═══ INFORMATION SUPPLIED

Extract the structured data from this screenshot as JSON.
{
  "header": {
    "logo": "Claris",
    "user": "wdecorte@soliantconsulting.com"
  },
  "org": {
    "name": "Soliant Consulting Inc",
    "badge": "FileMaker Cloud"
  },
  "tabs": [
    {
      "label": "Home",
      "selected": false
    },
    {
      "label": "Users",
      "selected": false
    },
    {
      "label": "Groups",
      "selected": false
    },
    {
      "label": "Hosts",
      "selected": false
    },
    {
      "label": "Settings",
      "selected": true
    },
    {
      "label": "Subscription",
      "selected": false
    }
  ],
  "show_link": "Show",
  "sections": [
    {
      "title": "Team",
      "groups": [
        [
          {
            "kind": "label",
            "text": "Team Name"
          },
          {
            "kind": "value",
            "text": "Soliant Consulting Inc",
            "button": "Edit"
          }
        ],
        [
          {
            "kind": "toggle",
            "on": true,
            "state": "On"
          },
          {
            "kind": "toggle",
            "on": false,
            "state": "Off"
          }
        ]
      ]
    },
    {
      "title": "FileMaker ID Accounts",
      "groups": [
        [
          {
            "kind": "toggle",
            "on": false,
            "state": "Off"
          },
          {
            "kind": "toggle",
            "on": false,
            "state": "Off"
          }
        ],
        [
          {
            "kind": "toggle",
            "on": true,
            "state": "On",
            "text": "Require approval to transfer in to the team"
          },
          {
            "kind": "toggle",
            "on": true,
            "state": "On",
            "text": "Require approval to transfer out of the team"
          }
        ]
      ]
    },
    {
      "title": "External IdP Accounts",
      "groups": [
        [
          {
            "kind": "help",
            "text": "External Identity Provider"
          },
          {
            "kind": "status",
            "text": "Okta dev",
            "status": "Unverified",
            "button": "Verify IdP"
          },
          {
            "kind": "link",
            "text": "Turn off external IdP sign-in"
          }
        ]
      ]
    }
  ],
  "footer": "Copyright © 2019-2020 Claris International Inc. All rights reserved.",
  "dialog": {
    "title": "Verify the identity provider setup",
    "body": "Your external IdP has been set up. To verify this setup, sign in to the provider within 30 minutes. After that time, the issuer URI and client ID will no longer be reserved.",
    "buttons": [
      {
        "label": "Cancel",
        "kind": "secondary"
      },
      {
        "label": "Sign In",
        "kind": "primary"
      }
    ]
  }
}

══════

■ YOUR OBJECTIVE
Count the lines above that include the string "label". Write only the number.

■ RESULT BELOW
9